In reviewing the status of these marine geological structures and the life that lives around them, a group of researchers from 14 international universities and organizations have outlined what’s been learned in the past four decades and what forces threaten these ecosystems today. The synthesis was supported by the J.M. Kaplan fund. These vents and seeps, and the marine life that lives there, create rocks and habitat, which in some settings can last tens of thousands of years. They release heat and energy, and form biological hot spots of diversity. They host extensive mussel and clam beds, mounds of shrimp and crab, create some prime fishing habitat and literally fertilize the ocean as zooplankton biomass and abundance increases. While the fluid flows from only a small section of the seafloor, the impact on the ocean is global.
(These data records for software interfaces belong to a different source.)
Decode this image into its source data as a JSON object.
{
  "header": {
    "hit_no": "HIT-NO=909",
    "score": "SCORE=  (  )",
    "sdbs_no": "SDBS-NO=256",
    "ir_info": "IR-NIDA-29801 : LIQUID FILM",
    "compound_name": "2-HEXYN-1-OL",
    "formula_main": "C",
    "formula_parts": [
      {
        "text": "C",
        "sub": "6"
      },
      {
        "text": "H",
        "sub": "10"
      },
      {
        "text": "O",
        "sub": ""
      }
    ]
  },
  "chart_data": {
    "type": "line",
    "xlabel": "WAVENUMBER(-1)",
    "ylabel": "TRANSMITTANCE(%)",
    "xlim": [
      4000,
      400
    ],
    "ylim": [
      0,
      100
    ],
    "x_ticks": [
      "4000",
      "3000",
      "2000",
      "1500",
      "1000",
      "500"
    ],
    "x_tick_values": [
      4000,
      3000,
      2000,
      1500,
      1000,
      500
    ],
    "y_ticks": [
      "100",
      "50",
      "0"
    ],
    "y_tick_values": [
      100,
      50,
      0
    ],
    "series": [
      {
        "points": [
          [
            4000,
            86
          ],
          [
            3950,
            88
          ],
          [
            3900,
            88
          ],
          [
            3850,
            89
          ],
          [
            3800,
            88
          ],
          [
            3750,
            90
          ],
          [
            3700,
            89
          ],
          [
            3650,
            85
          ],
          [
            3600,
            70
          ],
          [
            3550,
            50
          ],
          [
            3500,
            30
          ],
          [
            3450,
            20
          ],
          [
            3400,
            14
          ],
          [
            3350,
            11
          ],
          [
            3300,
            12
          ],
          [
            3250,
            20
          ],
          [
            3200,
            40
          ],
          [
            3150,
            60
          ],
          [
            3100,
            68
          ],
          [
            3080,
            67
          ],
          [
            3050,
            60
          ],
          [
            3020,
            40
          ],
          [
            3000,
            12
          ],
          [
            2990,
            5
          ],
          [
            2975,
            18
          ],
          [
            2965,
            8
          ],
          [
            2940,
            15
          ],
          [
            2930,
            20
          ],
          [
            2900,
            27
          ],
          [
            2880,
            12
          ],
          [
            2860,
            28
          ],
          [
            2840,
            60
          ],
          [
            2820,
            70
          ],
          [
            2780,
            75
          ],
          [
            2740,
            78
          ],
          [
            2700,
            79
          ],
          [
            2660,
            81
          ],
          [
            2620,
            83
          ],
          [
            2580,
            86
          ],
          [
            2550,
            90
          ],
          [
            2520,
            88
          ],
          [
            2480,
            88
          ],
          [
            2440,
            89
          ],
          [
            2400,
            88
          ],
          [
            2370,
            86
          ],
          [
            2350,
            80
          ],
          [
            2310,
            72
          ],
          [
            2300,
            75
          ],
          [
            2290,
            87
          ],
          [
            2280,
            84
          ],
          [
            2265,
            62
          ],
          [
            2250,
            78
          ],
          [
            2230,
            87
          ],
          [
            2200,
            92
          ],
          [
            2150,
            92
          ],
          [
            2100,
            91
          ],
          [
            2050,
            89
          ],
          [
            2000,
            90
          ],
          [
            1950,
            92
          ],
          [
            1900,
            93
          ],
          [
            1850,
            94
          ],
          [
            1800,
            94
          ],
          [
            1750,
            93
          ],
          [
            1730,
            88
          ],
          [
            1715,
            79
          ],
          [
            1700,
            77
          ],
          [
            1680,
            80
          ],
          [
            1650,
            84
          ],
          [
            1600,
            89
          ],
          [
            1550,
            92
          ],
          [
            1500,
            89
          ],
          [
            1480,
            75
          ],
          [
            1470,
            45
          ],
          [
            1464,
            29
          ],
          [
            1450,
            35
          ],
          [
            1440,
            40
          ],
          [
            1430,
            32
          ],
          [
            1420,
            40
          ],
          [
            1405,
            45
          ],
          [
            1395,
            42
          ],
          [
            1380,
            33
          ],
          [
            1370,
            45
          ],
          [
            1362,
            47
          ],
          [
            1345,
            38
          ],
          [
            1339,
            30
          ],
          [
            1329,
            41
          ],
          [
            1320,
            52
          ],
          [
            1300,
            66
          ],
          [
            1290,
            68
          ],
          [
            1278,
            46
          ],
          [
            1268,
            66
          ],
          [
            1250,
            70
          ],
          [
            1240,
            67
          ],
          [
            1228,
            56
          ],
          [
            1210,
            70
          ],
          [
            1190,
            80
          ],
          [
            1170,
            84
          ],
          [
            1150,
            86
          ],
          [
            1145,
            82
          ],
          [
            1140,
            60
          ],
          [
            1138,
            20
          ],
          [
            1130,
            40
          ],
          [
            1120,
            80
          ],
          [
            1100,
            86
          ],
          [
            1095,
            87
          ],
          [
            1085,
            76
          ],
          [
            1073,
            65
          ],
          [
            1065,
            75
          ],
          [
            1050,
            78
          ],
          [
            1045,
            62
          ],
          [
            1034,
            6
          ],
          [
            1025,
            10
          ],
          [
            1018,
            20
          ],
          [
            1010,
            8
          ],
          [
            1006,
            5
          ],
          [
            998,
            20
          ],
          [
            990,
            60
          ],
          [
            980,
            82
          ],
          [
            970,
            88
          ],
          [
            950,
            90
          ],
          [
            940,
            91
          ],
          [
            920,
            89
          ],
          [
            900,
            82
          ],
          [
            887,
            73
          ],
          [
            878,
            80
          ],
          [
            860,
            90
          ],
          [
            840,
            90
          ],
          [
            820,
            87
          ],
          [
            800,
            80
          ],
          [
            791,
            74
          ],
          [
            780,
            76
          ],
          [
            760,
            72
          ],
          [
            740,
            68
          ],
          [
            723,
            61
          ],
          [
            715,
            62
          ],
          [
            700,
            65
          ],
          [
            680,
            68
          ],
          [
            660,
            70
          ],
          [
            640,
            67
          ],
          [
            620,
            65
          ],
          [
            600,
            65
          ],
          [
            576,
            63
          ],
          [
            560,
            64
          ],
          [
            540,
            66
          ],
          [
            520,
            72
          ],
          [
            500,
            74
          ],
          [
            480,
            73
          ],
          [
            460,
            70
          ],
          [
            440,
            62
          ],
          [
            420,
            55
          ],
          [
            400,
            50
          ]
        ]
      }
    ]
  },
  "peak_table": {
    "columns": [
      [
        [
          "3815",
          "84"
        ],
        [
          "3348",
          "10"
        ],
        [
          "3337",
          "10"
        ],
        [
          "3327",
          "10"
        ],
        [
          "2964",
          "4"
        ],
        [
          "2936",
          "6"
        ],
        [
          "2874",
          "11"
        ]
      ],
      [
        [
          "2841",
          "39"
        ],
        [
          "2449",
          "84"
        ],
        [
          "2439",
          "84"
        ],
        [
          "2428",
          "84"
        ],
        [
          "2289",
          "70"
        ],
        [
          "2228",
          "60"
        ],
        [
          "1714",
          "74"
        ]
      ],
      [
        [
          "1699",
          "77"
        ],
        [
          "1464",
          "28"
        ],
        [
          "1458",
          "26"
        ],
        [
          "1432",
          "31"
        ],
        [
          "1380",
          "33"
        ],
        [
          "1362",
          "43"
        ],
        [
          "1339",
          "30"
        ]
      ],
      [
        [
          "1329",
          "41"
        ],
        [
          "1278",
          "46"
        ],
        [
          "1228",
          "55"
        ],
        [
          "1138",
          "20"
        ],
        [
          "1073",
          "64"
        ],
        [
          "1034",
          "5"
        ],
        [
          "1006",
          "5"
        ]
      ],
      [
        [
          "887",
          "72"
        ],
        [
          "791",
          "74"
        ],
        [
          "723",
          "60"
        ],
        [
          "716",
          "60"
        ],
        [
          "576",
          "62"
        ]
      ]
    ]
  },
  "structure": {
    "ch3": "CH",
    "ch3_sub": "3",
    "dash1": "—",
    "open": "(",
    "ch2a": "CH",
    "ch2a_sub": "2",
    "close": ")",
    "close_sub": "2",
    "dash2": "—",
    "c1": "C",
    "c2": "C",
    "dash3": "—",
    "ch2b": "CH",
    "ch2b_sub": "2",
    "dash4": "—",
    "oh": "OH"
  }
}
Some of the microorganisms found at these sites are being explored for their potential to help degrade oil spills, or act as a biocatalytic agent for industrial scrubbing of carbon dioxide. These systems, however, have already been damaged by human exploitation, and others are being targeted, the scientists said. Efforts are beginning to mine them for copper, zinc, lead, gold and silver. Bottom trawling is a special concern, causing physical disturbance that could interfere with seeps, affect habitat and damage other biologic linkages. Oil, gas or hydrate exploitation may damage seeps. Whaling and logging may interfere with organic matter falling to the ocean floor, which serves as habitat or stepping stones for species reliant on chemosynthetic energy sources. Waste disposal of munitions, sewage and debris may affect seeps.
The range of ecosystem services these vents and seeps provide is just barely beginning to be understood, researchers said in their report. As many of these habitats fall outside of territorial waters, vent and seep conservation will require international collaboration and cooperation if they are going to continue to provide ecosystem benefits. Contributors to this report included researchers from the Scripps Institution of Oceanography, Florida State University, the National Institute of Water and Atmospheric Research in New Zealand, University of the Azores, Temple University, Universidade de Aveiro, the U.S. Geological Survey, University of the West Indies, Dalhousie University, University of Victoria, Duke University, Ghent University and the University of Hawaii at Manoa.
Siehe hierzu auch Artikel in Spiegel Online aus dem Oktober 2016:
Küste der USA: Es blubbert aus dem Meeresboden
Vor den USA strömen gewaltige Mengen Gas aus dem Meeresgrund. Ein Tauchroboter spürte 500 Quellen auf – daneben erstaunliche Lebewesen.
“Es scheint, dass die gesamte Küste vor Washington, Oregon und Kalifornien eine gigantische Methanquelle ist”, sagt der Meeresforscher Robert Ballard. Er und seine Kollegen haben vor der US-Westküste 500 sprudelnde Methanquellen im Meeresboden entdeckt. Das Team um Ballard, der durch die Entdeckung des “Titanic”-Wracks bekannt wurde, hatte den Fund im Sommer vom Forschungsschiff “Nautilus” aus mithilfe zweier ferngesteuerter Unterwasser-Rover gemacht.
Weiterlesen auf Spiegel Online